A FEW YEARS AGO, someone came to the Better Money Decisions office interested in purchasing a fund she had read about in a national financial magazine. The fund had a good multi-year track record, outpacing several other types of investments.
Does this investment sound like some unusual type of fund? A fund with skilled managers who had the talent and intelligence to identify winning stocks, and invest in these?
This fund was actually nothing special. It was a plain vanilla exchange-traded fund that tracked perhaps the most mundane of all indexes: The S&P 500 index of big U.S. stocks.
Investors have all heard the maxim of “buy low, sell high.” On paper, it makes all the sense in the world. Buy an investment that is priced low, sell when it appreciates in value, pocket the profits and repeat.
It’s Never That Easy
In reality, that’s hard to execute. People are skittish about buying an investment that is priced low, and are very reluctant to sell something that has risen – and continues to rise.
Did you ever have a mutual fund or exchange-traded fund that you loved holding onto, because it continued to perform well? You’ve heard about the concept of rebalancing, but this particular investment is a tough one to pare back.
Usually, when someone talks about a fund that’s “done well,” there’s no magic behind the performance. That price rise has occurred alongside the rise in its overall asset class.
The person who came to the office interested in the S&P 500 index fund wasn’t aware that big U.S. stocks, on the whole, had been performing well for several years. This continues to be the case; the S&P 500 has risen 287.711% over the past decade, including dividend reinvestment.
In the same period of time, the Morgan Stanley Capital International EAFE Index, which tracks large and mid-cap companies headquartered in 21 non-U.S. developed markets, notched a total return of just 5.72%.
As with the S&P 500, there are funds that track the MSCI EAFE index. The underperformance of those funds is not an indicator of poor skill on the part of those who oversee the indices; it simply means non-U.S. stocks have not performed as well as their U.S.-based counterparts.
This is one of the tenets of asset-class investing: A rising tide lifts all boats. When large U.S. stocks on the whole are rising, funds that own those companies will rise. The same could be said for emerging-market stocks, developed-market stocks, real estate investment trusts or any asset class.

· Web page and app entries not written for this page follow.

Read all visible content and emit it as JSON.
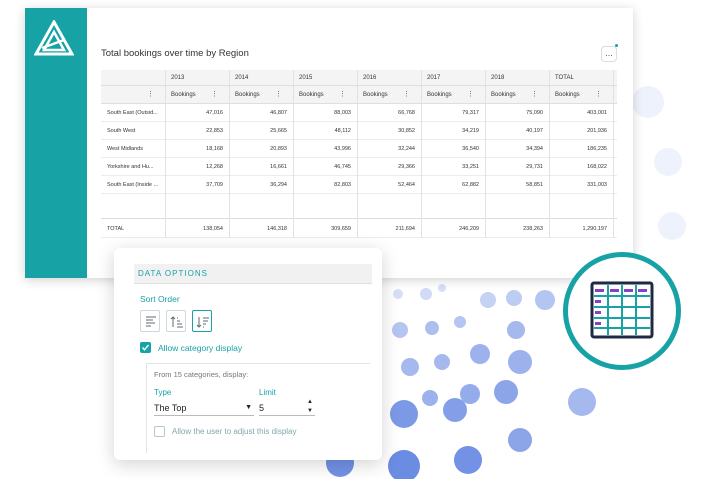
{
  "report": {
    "title": "Total bookings over time by Region",
    "more_label": "...",
    "columns": [
      "2013",
      "2014",
      "2015",
      "2016",
      "2017",
      "2018",
      "TOTAL"
    ],
    "measure_label": "Bookings",
    "rows": [
      {
        "label": "South East (Outsid...",
        "values": [
          "47,016",
          "46,807",
          "88,003",
          "66,768",
          "79,317",
          "75,090",
          "403,001"
        ]
      },
      {
        "label": "South West",
        "values": [
          "22,853",
          "25,665",
          "48,112",
          "30,852",
          "34,219",
          "40,197",
          "201,936"
        ]
      },
      {
        "label": "West Midlands",
        "values": [
          "18,168",
          "20,893",
          "43,996",
          "32,244",
          "36,540",
          "34,394",
          "186,235"
        ]
      },
      {
        "label": "Yorkshire and Hu...",
        "values": [
          "12,268",
          "16,661",
          "46,745",
          "29,366",
          "33,251",
          "29,731",
          "168,022"
        ]
      },
      {
        "label": "South East (Inside ...",
        "values": [
          "37,709",
          "36,294",
          "82,803",
          "52,464",
          "62,882",
          "58,851",
          "331,003"
        ]
      }
    ],
    "total_row": {
      "label": "TOTAL",
      "values": [
        "138,054",
        "146,318",
        "309,659",
        "211,694",
        "246,209",
        "238,263",
        "1,290,197"
      ]
    }
  },
  "data_options": {
    "title": "DATA OPTIONS",
    "sort_order_label": "Sort Order",
    "allow_category_label": "Allow category display",
    "allow_category_checked": true,
    "from_categories_label": "From 15 categories, display:",
    "type_label": "Type",
    "type_value": "The Top",
    "limit_label": "Limit",
    "limit_value": "5",
    "adjust_label": "Allow the user to adjust this display",
    "adjust_checked": false
  },
  "colors": {
    "accent": "#17a2a6",
    "dots": "#5b7fe0",
    "icon_purple": "#8a3fc9"
  },
  "icons": {
    "logo": "triangle-logo-icon",
    "badge": "table-grid-icon"
  }
}
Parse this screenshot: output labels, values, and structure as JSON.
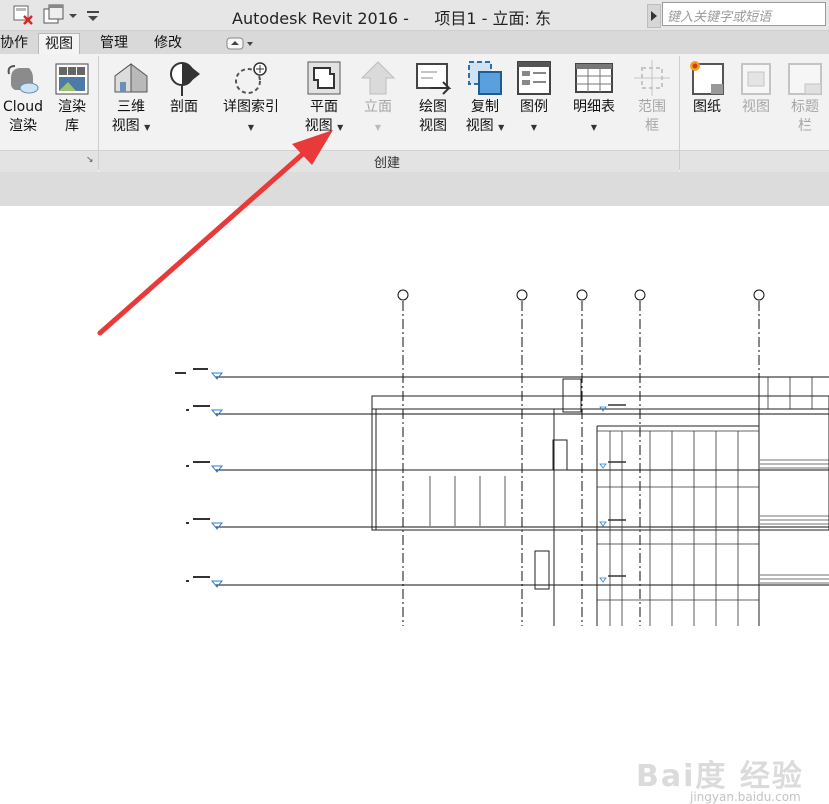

That also tends to be true of actively managed funds, not just indices. With active funds, where a manager is picking the investments rather than passively tracking a basket of stocks, investors come to believe that skill is behind the increase, rather than simple asset-class outperformance.
For example, the largest holdings in the S&P 500 are Microsoft Corp. (ticker: MSFT), Apple (AAPL), Amazon.com (AMZN) and Facebook (FB). As the largest domestic stocks, it’s not unusual for a manager of an active fund to purchase these securities. As they rise, the manager looks like a hero.
But the picture wouldn’t be so rosy if big U.S. stocks go into a decline. The vast majority of actively managed funds are mandated to follow a particular investing style. For example, a fund may be required to invest mainly in large U.S. stocks. Another’s mandate may be to own small U.S. stocks. Still another may own small stocks from non-U.S developed markets.
If the asset class the fund owns is performing poorly, in all likelihood the fund itself will also lag other types of investments. A manager only has so much latitude to pick and choose from the designated asset class.
In addition, it’s effectively impossible for a fund to sell out a lagging security all at once, and swap it out for something the manager believes may perform better.
Be aware when you have a fund that’s outpacing others, or simply showing healthy gains. There is probably nothing extraordinary the fund manager is doing. In fact, it may simply be a passive fund, as was the case with the S&P fund that caught the attention of the office visitor.
Stick To Your Plan
It’s great to hold an investment that’s been rising, but be aware that you may need to take some profits off the table to rebalance, as well as verifying that your overall portfolio is diversified into a number of stock and bond asset classes. That way, you’ll always have exposure to the one that’s “doing well.”